David M. Francis, The Ohio State University; Heather L. Merk, The Ohio State University
As an example, consider the case of two molecular markers, PTO and TG23, that were genotyped in a BC1 population that was phenotyped for bacterial spot disease severity.
The null hypothesis postulated was that no difference existed in disease severity between molecular marker genotypes—that is, Y = µ + error. This hypothesis was tested separately for each molecular marker.
The links provide
For a review of the backcrossing procedure, three lessons are available through the University of Nebraska-Lincoln's Plant and Soil Sciences online eLibrary.
You can also learn more about single marker analysis.
In general, the ANOVA table would look like the one that follows for each marker:
|Source||DF||Expected Mean Square|
|Genotypes||N-1||s2 + bs2 (G)|
|Marker||1||s2 + b [s2 (GQTL) + 4r (1-r) g2] + bc (1 - 2r)2 g2|
|Marker (Genotype)||N-2||s2 + b [s2 (GQTL) + 4r (1-r) g2]|

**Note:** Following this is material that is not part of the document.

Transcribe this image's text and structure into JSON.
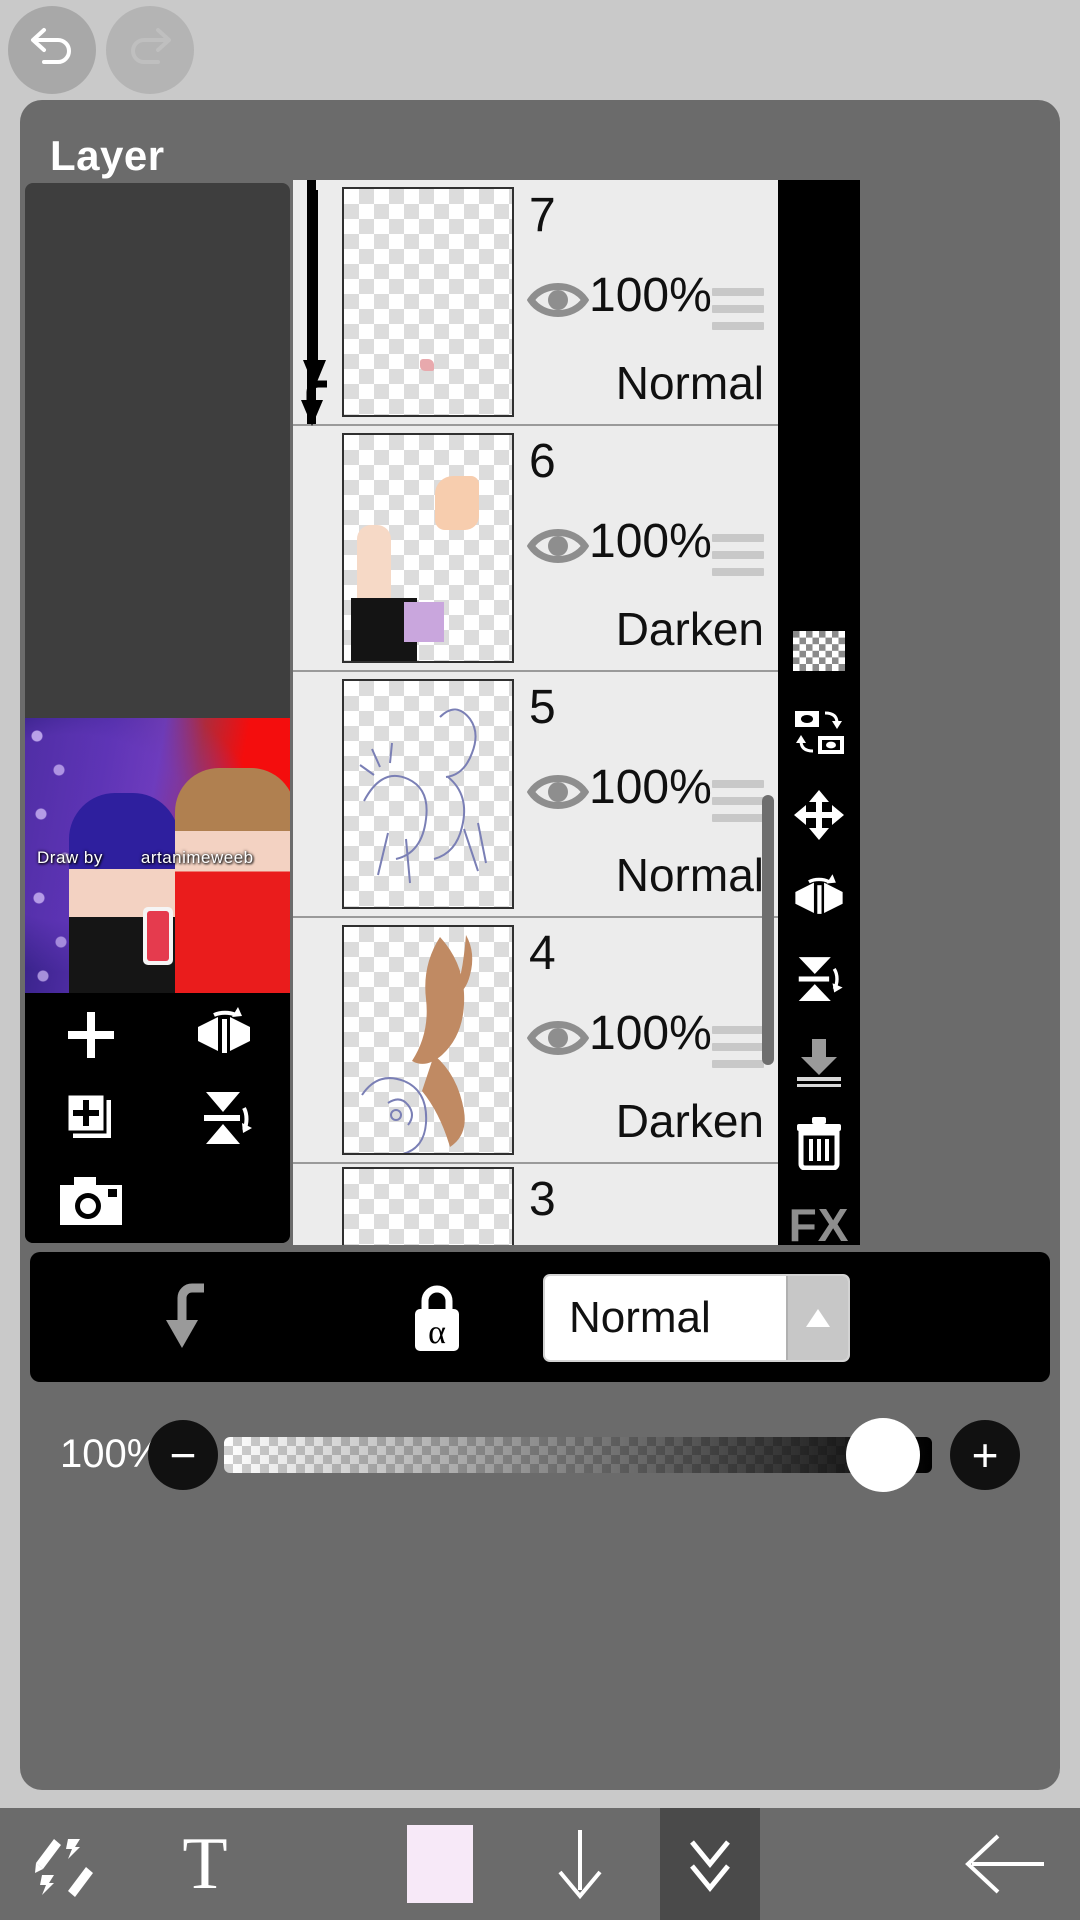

When b = 1, Genotype(marker) becomes the error term. If there are repeated measures on each genotype (b > 1), the proper error term must be specified. The F test for significance is Marker/Genotype(marker) = bc (1 - 2r)2 g2
Therefore, significance of a marker depends on population size, recombination, the strength of the genetic effect relative to the error variance, and the part of the error variance that cannot be explained by the QTL.
In this example, for both molecular markers, treatment effect has p < 0.0001.
Interpretation: In this example, the null hypothesis—that disease severity does not differ between the marker classes—can be rejected.
If the null hypothesis can not be rejected, there is no evidence in the experiment that either r = 0.5 (no genetic linkage) or 2g = (a+d) = 0 (there is no genetic effect).
In a simple linear model, the R2 value (R-Square in the SAS ouput) can be interpreted as a measurement of the proportion of phenotypic variation explained by the QTL. In this example, TG23 explains 77% of the observed variation (p < 0.001) while PTO explains 40.2% of the observed variation (p < 0.001).
Development of this page was supported in part by the National Institute of Food and Agriculture (NIFA) Solanaceae Coordinated Agricultural Project, agreement 2009-85606-05673, administered by Michigan State University. Any opinions, findings, conclusions, or recommendations expressed in this publication are those of the author(s) and do not necessarily reflect the view of the United States Department of Agriculture.